We’ve all heard how one man’s trash is another man’s treasure, but sometimes what may be one man’s treasure for a certain reason can be another man’s treasure for an entirely different reason.
Consider Miss Ellie, the old Subaru. She was obviously cherished by her previous owner, but then he passed, and it no doubt looked like she would never be cared for as carefully again. Then dad came along and saw her soul, not just what she had been but what she could be, and now she’s once again strutting her stuff on the back roads of Arkansas.
Over the years, mom has searched pawn shops and the attics of friends for old clarinets that she could bring back to life; dad would fuss and complain that she was spending too much and usually getting paid nothing, but to her, it was a labor of love.
Then in one of the twists of fate that seems to happen so often at the Casa, while on one of their motorcycle trips to Moab, dad and Zach met an eclectic couple from Chicago. Tim had proposed to Marisa earlier on their trip, and Little Rock crew promised to ride to Illinois and crash their wedding when the time arrived, but truthfully, neither party expected to see the other again.
Then during the holiday season of 2014, dad had the accident that left him depressed and languishing with a colostomy bag; it was during this time that, out of the blue, Tim called and informed dad that his job was transferring him to Arkansas. It was also during this particular period that dad, who had absolutely no business being on a motorcycle, was out getting some two-wheeled therapy with Zach when they spotted my crate, and here we are today.
So for the last two years, Tim and Marisa have lived less than five miles from the Casa; what was kept silent from most is that the intrepid duo from Chicago was quietly preparing all the while to shuck it in and embark on an around the world motorcycle trip. They will be departing Little Rock this Thursday, and I will be posting a link to their blog on this site; stay tuned, as Tim is a heckuva writer.

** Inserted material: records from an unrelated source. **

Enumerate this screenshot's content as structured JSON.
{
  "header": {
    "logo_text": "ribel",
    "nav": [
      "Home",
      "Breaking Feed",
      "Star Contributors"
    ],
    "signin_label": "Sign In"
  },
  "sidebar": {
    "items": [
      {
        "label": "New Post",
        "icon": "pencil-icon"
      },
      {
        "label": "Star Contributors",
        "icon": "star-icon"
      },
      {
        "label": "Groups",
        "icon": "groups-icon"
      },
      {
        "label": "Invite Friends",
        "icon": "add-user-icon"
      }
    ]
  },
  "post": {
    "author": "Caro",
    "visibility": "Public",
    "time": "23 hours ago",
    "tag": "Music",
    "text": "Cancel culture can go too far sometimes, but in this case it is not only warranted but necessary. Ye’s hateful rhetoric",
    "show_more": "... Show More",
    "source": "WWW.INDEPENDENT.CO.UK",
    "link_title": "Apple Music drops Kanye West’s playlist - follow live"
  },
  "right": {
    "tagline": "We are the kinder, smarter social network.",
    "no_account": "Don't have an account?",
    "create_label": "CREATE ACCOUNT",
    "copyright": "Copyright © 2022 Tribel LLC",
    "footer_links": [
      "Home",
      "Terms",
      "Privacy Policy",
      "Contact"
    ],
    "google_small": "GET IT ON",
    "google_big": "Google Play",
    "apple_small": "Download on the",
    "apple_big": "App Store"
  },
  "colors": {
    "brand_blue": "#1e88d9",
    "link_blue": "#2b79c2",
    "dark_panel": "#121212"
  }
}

Anyway, in preparation of their exodus, they have been drastically liquidating all but the very necessities that will fit on the bike. Two of the items were a pair of clarinets, a standard size Bb and a much smaller Eb, that Tim had picked up years earlier at a flea market. Although he is a guitarist and not a clarinetist, he recognized the pieces for their aesthetic appeal, and they have served that purpose as art pieces ever since.
Until mom saw them.

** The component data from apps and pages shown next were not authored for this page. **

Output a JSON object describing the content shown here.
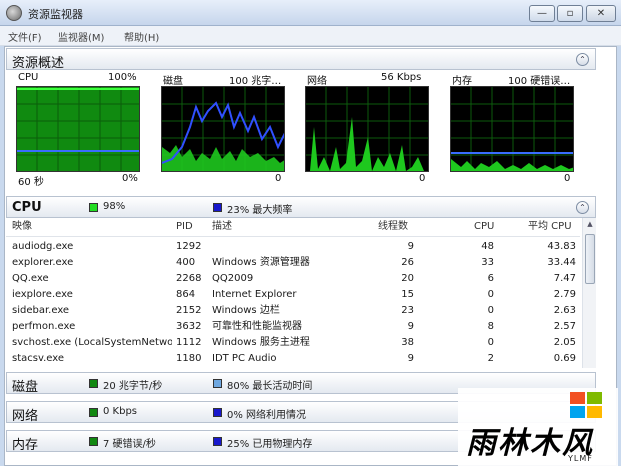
{
  "window": {
    "title": "资源监视器",
    "minimize": "—",
    "maximize": "▫",
    "close": "✕"
  },
  "menu": [
    "文件(F)",
    "监视器(M)",
    "帮助(H)"
  ],
  "overview": {
    "title": "资源概述",
    "collapse": "⌃",
    "graphs": [
      {
        "name": "CPU",
        "max": "100%",
        "foot_left": "60 秒",
        "foot_right": "0%"
      },
      {
        "name": "磁盘",
        "max": "100 兆字…",
        "foot_left": "",
        "foot_right": "0"
      },
      {
        "name": "网络",
        "max": "56 Kbps",
        "foot_left": "",
        "foot_right": "0"
      },
      {
        "name": "内存",
        "max": "100 硬错误…",
        "foot_left": "",
        "foot_right": "0"
      }
    ]
  },
  "cpu": {
    "title": "CPU",
    "usage": "98%",
    "usage_color": "#22dd22",
    "freq": "23% 最大频率",
    "freq_color": "#1818cc",
    "collapse": "⌃",
    "columns": [
      "映像",
      "PID",
      "描述",
      "线程数",
      "CPU",
      "平均 CPU"
    ],
    "rows": [
      [
        "audiodg.exe",
        "1292",
        "",
        "9",
        "48",
        "43.83"
      ],
      [
        "explorer.exe",
        "400",
        "Windows 资源管理器",
        "26",
        "33",
        "33.44"
      ],
      [
        "QQ.exe",
        "2268",
        "QQ2009",
        "20",
        "6",
        "7.47"
      ],
      [
        "iexplore.exe",
        "864",
        "Internet Explorer",
        "15",
        "0",
        "2.79"
      ],
      [
        "sidebar.exe",
        "2152",
        "Windows 边栏",
        "23",
        "0",
        "2.63"
      ],
      [
        "perfmon.exe",
        "3632",
        "可靠性和性能监视器",
        "9",
        "8",
        "2.57"
      ],
      [
        "svchost.exe (LocalSystemNetwor…",
        "1112",
        "Windows 服务主进程",
        "38",
        "0",
        "2.05"
      ],
      [
        "stacsv.exe",
        "1180",
        "IDT PC Audio",
        "9",
        "2",
        "0.69"
      ]
    ]
  },
  "disk": {
    "title": "磁盘",
    "rate": "20 兆字节/秒",
    "rate_color": "#118811",
    "active": "80% 最长活动时间",
    "active_color": "#6fa8e0"
  },
  "network": {
    "title": "网络",
    "rate": "0 Kbps",
    "rate_color": "#118811",
    "usage": "0% 网络利用情况",
    "usage_color": "#1818cc"
  },
  "memory": {
    "title": "内存",
    "faults": "7 硬错误/秒",
    "faults_color": "#118811",
    "used": "25% 已用物理内存",
    "used_color": "#1818cc"
  },
  "watermark": {
    "text": "雨林木风",
    "sub": "YLMF",
    "flag_colors": [
      "#f25022",
      "#7fba00",
      "#00a4ef",
      "#ffb900"
    ]
  }
}
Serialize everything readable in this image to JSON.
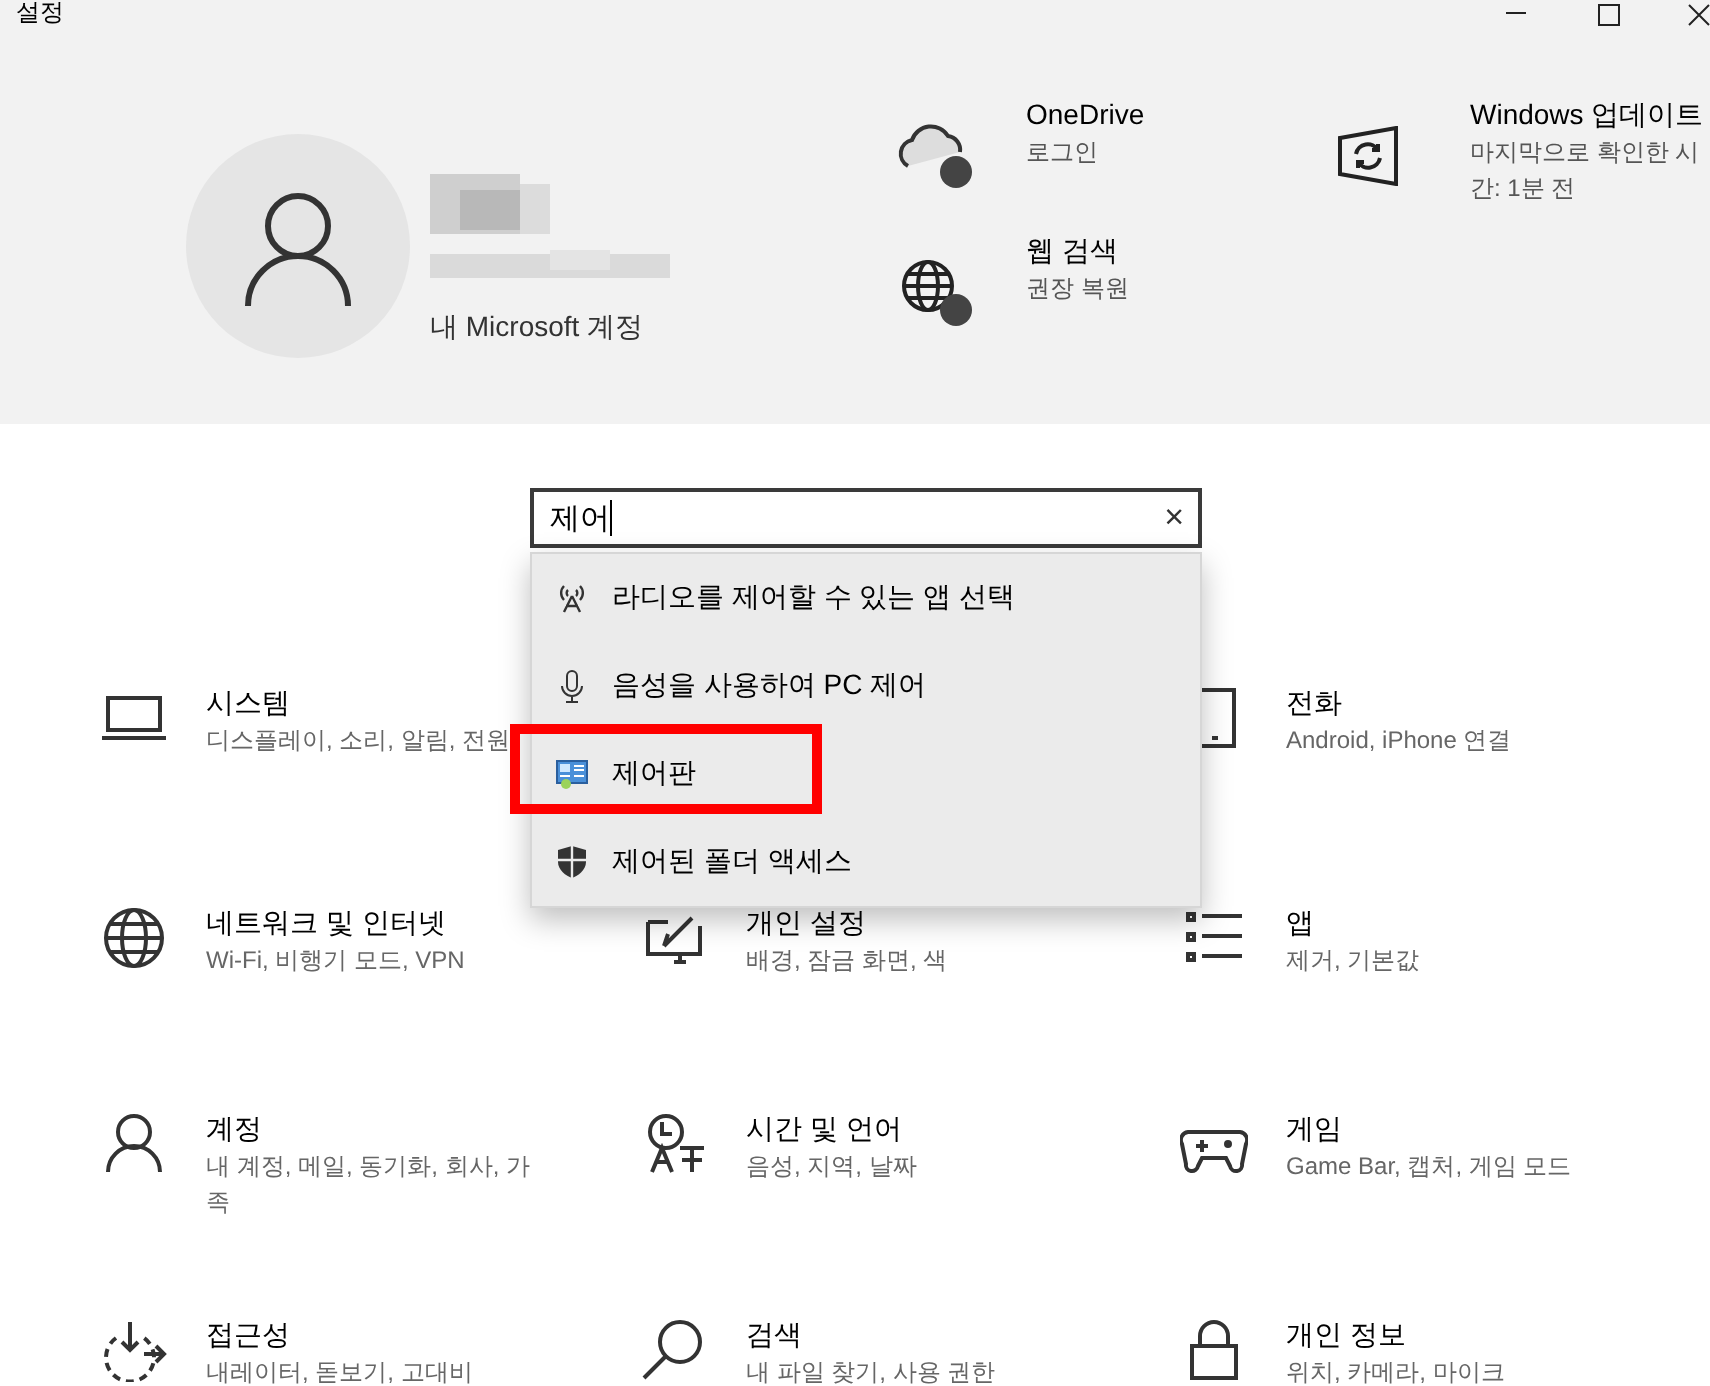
{
  "window": {
    "title": "설정"
  },
  "account": {
    "link": "내 Microsoft 계정"
  },
  "shortcuts": [
    {
      "title": "OneDrive",
      "lines": [
        "로그인"
      ]
    },
    {
      "title": "웹 검색",
      "lines": [
        "권장 복원"
      ]
    },
    {
      "title": "Windows 업데이트",
      "lines": [
        "마지막으로 확인한 시",
        "간: 1분 전"
      ]
    }
  ],
  "search": {
    "value": "제어",
    "clear": "×"
  },
  "suggestions": [
    {
      "label": "라디오를 제어할 수 있는 앱 선택",
      "highlighted": false
    },
    {
      "label": "음성을 사용하여 PC 제어",
      "highlighted": false
    },
    {
      "label": "제어판",
      "highlighted": true
    },
    {
      "label": "제어된 폴더 액세스",
      "highlighted": false
    }
  ],
  "categories": [
    {
      "column_1": {
        "title": "시스템",
        "lines": [
          "디스플레이, 소리, 알림, 전원"
        ]
      },
      "column_3": {
        "title": "전화",
        "lines": [
          "Android, iPhone 연결"
        ]
      }
    },
    {
      "column_1": {
        "title": "네트워크 및 인터넷",
        "lines": [
          "Wi-Fi, 비행기 모드, VPN"
        ]
      },
      "column_2": {
        "title": "개인 설정",
        "lines": [
          "배경, 잠금 화면, 색"
        ]
      },
      "column_3": {
        "title": "앱",
        "lines": [
          "제거, 기본값"
        ]
      }
    },
    {
      "column_1": {
        "title": "계정",
        "lines": [
          "내 계정, 메일, 동기화, 회사, 가",
          "족"
        ]
      },
      "column_2": {
        "title": "시간 및 언어",
        "lines": [
          "음성, 지역, 날짜"
        ]
      },
      "column_3": {
        "title": "게임",
        "lines": [
          "Game Bar, 캡처, 게임 모드"
        ]
      }
    },
    {
      "column_1": {
        "title": "접근성",
        "lines": [
          "내레이터, 돋보기, 고대비"
        ]
      },
      "column_2": {
        "title": "검색",
        "lines": [
          "내 파일 찾기, 사용 권한"
        ]
      },
      "column_3": {
        "title": "개인 정보",
        "lines": [
          "위치, 카메라, 마이크"
        ]
      }
    }
  ]
}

Tim gifted them to mom, and mom did for them what she did for me, and brought them back from the edge. After many hours spent repadding and corking, the larger of the two instruments has proved to be an average student-grade horn, but the smaller? Wow; he has turned out to be a world class instrument.
That’s not to say that they weren’t appreciated before, but obviously both have entered into a new era of their lives.Like Miss Ellie’s example, or even yours truly for that matter, life has the capacity to continue and improve even after it would appear to most to have reached its apex and is on the descent.
There is much in a name; native Americans and other ancient cultures understood this, and had a custom of naming their weapons and musical instruments to reflect their attributes.
The small clarinet’s name shall be Little Tree.